Dataset rows describing interfaces:
*** Begin section ***

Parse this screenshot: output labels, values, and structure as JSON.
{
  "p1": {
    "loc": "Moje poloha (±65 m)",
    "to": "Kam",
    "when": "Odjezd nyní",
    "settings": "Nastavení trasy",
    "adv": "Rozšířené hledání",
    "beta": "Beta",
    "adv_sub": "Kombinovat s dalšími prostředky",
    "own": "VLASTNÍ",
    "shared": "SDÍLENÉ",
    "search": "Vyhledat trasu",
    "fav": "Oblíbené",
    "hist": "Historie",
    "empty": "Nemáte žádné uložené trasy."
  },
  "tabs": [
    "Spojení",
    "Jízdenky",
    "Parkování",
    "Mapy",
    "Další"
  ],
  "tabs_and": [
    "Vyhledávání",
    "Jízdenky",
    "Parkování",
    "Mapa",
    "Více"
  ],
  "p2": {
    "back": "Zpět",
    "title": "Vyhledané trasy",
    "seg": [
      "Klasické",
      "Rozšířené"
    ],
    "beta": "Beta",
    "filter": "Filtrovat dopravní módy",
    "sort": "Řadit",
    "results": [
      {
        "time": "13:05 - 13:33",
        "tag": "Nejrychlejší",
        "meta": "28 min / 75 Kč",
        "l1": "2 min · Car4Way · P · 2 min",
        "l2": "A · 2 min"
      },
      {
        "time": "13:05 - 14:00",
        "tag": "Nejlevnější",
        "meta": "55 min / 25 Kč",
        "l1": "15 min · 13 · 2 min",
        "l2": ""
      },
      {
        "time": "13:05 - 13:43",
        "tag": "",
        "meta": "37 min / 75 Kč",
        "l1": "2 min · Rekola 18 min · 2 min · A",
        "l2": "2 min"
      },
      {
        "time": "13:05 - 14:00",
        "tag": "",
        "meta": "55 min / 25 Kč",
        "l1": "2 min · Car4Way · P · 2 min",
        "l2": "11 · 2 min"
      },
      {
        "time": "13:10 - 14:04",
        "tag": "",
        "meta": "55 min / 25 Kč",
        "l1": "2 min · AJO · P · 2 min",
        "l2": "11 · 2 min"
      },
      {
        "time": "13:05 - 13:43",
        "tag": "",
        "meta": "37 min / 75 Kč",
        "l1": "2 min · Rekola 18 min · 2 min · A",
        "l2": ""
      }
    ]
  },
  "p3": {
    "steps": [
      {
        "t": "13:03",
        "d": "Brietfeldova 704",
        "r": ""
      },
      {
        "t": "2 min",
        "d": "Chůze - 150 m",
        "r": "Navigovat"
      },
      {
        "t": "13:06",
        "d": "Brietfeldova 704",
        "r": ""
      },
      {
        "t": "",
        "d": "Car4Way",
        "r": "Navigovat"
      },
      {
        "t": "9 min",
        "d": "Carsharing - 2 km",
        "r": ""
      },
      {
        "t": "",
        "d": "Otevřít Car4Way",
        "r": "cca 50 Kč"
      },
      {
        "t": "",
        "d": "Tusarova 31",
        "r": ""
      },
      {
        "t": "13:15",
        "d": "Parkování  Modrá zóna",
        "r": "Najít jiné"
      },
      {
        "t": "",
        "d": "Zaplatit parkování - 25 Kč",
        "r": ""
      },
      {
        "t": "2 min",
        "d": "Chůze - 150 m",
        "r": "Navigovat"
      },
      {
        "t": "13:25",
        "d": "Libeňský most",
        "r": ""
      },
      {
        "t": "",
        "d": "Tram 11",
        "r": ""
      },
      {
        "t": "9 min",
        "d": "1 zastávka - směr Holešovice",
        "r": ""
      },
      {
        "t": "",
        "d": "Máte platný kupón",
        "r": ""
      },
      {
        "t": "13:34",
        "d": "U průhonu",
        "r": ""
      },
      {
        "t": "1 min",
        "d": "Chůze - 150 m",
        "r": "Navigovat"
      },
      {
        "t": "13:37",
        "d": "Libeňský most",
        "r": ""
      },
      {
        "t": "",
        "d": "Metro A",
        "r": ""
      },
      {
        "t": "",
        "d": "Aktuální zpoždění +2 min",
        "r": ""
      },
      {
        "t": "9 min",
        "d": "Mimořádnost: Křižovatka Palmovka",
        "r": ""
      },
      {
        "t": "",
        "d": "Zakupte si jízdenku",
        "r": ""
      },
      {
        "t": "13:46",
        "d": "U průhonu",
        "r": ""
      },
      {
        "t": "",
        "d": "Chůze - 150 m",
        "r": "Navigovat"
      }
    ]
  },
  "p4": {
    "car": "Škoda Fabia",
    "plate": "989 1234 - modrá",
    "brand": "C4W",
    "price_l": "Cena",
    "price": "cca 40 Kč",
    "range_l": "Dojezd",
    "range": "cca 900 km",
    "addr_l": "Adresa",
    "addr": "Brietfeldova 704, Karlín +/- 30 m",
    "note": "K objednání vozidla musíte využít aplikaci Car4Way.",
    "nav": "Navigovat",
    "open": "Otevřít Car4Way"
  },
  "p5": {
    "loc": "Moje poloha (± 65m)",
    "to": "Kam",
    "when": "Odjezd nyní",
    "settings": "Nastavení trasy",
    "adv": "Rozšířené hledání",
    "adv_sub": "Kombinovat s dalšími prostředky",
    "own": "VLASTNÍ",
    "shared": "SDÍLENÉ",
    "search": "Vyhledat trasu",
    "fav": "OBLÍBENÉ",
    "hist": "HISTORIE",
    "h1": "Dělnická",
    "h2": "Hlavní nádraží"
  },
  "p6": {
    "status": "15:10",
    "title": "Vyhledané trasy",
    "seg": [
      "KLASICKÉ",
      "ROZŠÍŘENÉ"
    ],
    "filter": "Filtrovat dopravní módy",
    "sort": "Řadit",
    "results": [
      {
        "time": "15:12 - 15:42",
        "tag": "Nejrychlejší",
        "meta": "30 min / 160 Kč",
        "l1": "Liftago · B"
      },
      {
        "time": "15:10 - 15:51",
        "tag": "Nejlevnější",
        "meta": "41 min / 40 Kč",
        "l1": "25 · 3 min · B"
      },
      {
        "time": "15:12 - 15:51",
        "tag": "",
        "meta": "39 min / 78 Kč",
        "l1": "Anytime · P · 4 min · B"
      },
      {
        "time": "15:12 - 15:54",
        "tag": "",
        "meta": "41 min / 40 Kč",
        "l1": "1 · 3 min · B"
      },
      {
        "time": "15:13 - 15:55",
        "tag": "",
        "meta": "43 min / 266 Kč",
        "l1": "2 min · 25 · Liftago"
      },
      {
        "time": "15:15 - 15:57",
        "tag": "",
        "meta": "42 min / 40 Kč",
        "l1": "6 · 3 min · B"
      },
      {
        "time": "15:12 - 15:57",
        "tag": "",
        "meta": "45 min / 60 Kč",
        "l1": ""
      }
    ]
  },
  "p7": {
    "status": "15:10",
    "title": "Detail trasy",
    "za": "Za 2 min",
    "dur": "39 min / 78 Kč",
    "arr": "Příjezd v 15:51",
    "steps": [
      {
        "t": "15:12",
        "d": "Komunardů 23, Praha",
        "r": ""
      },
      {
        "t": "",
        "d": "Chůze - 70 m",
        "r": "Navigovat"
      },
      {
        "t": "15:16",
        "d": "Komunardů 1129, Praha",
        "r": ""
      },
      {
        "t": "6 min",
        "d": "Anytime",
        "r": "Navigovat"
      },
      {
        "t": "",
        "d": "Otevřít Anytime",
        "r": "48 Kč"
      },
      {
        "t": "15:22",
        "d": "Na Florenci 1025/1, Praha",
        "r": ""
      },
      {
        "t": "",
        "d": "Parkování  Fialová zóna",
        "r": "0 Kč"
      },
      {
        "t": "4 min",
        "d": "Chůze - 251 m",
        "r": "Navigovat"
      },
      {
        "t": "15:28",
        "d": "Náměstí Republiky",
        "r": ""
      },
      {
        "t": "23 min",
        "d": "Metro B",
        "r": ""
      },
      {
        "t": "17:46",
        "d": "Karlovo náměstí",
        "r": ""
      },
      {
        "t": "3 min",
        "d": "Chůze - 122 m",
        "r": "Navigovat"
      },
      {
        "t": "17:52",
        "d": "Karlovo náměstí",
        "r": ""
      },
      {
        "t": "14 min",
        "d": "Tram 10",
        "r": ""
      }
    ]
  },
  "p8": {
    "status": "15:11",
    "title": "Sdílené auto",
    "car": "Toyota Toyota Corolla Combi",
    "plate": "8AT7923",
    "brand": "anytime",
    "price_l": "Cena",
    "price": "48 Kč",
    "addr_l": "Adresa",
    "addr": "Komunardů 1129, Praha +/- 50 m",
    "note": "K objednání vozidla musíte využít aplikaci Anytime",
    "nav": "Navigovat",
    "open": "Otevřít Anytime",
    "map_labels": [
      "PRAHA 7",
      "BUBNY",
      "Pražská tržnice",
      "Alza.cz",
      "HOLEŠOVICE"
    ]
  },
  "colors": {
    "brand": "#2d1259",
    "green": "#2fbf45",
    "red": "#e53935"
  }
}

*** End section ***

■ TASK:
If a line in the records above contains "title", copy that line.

■ PROBLEM SOLUTION:
    "title": "Vyhledané trasy",
    "title": "Vyhledané trasy",
    "title": "Detail trasy",
    "title": "Sdílené auto",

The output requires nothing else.